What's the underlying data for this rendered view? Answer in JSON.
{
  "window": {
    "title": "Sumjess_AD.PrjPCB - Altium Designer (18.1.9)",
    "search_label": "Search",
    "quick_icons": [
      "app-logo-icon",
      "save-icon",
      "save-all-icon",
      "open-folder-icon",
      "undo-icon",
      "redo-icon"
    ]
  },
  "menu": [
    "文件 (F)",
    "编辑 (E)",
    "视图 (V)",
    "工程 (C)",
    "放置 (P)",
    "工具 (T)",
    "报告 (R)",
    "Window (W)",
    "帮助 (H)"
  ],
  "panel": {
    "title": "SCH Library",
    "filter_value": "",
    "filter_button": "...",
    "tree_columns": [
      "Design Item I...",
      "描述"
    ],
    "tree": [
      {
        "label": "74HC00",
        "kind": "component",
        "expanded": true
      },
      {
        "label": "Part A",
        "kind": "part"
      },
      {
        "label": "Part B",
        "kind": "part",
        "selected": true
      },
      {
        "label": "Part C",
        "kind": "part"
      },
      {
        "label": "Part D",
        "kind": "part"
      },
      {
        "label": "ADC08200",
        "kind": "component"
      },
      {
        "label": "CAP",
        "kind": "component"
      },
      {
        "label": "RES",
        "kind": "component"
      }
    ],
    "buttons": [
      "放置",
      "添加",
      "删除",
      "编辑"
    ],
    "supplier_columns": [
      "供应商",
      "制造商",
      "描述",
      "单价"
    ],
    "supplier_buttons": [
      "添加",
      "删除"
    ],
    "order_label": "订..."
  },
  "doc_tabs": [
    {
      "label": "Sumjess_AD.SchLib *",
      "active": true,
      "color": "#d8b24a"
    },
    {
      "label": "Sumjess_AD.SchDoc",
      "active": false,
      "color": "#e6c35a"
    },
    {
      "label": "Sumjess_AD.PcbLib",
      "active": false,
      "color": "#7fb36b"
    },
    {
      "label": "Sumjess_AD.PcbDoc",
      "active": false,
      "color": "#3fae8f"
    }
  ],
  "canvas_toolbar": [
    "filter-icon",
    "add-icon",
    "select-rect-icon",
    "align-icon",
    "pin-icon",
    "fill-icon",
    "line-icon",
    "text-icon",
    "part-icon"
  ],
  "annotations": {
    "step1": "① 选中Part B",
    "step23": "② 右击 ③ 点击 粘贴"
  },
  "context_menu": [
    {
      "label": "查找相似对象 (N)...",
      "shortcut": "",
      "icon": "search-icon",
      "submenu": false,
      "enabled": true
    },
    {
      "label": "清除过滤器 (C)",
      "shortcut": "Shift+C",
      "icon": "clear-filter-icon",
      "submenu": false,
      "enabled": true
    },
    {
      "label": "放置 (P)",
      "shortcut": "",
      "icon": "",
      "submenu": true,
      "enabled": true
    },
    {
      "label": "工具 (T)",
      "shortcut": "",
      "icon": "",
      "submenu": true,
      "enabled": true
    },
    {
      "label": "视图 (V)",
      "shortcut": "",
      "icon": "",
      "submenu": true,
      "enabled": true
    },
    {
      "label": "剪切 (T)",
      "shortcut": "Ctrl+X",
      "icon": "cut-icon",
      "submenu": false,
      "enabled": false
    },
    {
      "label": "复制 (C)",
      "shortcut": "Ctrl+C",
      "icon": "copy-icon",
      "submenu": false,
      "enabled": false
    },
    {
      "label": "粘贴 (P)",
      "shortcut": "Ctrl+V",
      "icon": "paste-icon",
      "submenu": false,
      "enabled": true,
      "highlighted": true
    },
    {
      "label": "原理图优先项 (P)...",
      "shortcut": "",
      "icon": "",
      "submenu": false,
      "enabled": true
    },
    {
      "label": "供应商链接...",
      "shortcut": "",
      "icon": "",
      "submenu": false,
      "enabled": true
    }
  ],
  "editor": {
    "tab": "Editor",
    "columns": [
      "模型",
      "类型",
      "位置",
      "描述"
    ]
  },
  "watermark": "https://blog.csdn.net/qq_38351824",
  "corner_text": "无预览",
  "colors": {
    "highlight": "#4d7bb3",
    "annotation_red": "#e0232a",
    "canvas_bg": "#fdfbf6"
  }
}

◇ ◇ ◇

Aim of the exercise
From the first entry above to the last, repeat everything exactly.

Worked solution
What's the underlying data for this rendered view? Answer in JSON.
{
  "window": {
    "title": "Sumjess_AD.PrjPCB - Altium Designer (18.1.9)",
    "search_label": "Search",
    "quick_icons": [
      "app-logo-icon",
      "save-icon",
      "save-all-icon",
      "open-folder-icon",
      "undo-icon",
      "redo-icon"
    ]
  },
  "menu": [
    "文件 (F)",
    "编辑 (E)",
    "视图 (V)",
    "工程 (C)",
    "放置 (P)",
    "工具 (T)",
    "报告 (R)",
    "Window (W)",
    "帮助 (H)"
  ],
  "panel": {
    "title": "SCH Library",
    "filter_value": "",
    "filter_button": "...",
    "tree_columns": [
      "Design Item I...",
      "描述"
    ],
    "tree": [
      {
        "label": "74HC00",
        "kind": "component",
        "expanded": true
      },
      {
        "label": "Part A",
        "kind": "part"
      },
      {
        "label": "Part B",
        "kind": "part",
        "selected": true
      },
      {
        "label": "Part C",
        "kind": "part"
      },
      {
        "label": "Part D",
        "kind": "part"
      },
      {
        "label": "ADC08200",
        "kind": "component"
      },
      {
        "label": "CAP",
        "kind": "component"
      },
      {
        "label": "RES",
        "kind": "component"
      }
    ],
    "buttons": [
      "放置",
      "添加",
      "删除",
      "编辑"
    ],
    "supplier_columns": [
      "供应商",
      "制造商",
      "描述",
      "单价"
    ],
    "supplier_buttons": [
      "添加",
      "删除"
    ],
    "order_label": "订..."
  },
  "doc_tabs": [
    {
      "label": "Sumjess_AD.SchLib *",
      "active": true,
      "color": "#d8b24a"
    },
    {
      "label": "Sumjess_AD.SchDoc",
      "active": false,
      "color": "#e6c35a"
    },
    {
      "label": "Sumjess_AD.PcbLib",
      "active": false,
      "color": "#7fb36b"
    },
    {
      "label": "Sumjess_AD.PcbDoc",
      "active": false,
      "color": "#3fae8f"
    }
  ],
  "canvas_toolbar": [
    "filter-icon",
    "add-icon",
    "select-rect-icon",
    "align-icon",
    "pin-icon",
    "fill-icon",
    "line-icon",
    "text-icon",
    "part-icon"
  ],
  "annotations": {
    "step1": "① 选中Part B",
    "step23": "② 右击 ③ 点击 粘贴"
  },
  "context_menu": [
    {
      "label": "查找相似对象 (N)...",
      "shortcut": "",
      "icon": "search-icon",
      "submenu": false,
      "enabled": true
    },
    {
      "label": "清除过滤器 (C)",
      "shortcut": "Shift+C",
      "icon": "clear-filter-icon",
      "submenu": false,
      "enabled": true
    },
    {
      "label": "放置 (P)",
      "shortcut": "",
      "icon": "",
      "submenu": true,
      "enabled": true
    },
    {
      "label": "工具 (T)",
      "shortcut": "",
      "icon": "",
      "submenu": true,
      "enabled": true
    },
    {
      "label": "视图 (V)",
      "shortcut": "",
      "icon": "",
      "submenu": true,
      "enabled": true
    },
    {
      "label": "剪切 (T)",
      "shortcut": "Ctrl+X",
      "icon": "cut-icon",
      "submenu": false,
      "enabled": false
    },
    {
      "label": "复制 (C)",
      "shortcut": "Ctrl+C",
      "icon": "copy-icon",
      "submenu": false,
      "enabled": false
    },
    {
      "label": "粘贴 (P)",
      "shortcut": "Ctrl+V",
      "icon": "paste-icon",
      "submenu": false,
      "enabled": true,
      "highlighted": true
    },
    {
      "label": "原理图优先项 (P)...",
      "shortcut": "",
      "icon": "",
      "submenu": false,
      "enabled": true
    },
    {
      "label": "供应商链接...",
      "shortcut": "",
      "icon": "",
      "submenu": false,
      "enabled": true
    }
  ],
  "editor": {
    "tab": "Editor",
    "columns": [
      "模型",
      "类型",
      "位置",
      "描述"
    ]
  },
  "watermark": "https://blog.csdn.net/qq_38351824",
  "corner_text": "无预览",
  "colors": {
    "highlight": "#4d7bb3",
    "annotation_red": "#e0232a",
    "canvas_bg": "#fdfbf6"
  }
}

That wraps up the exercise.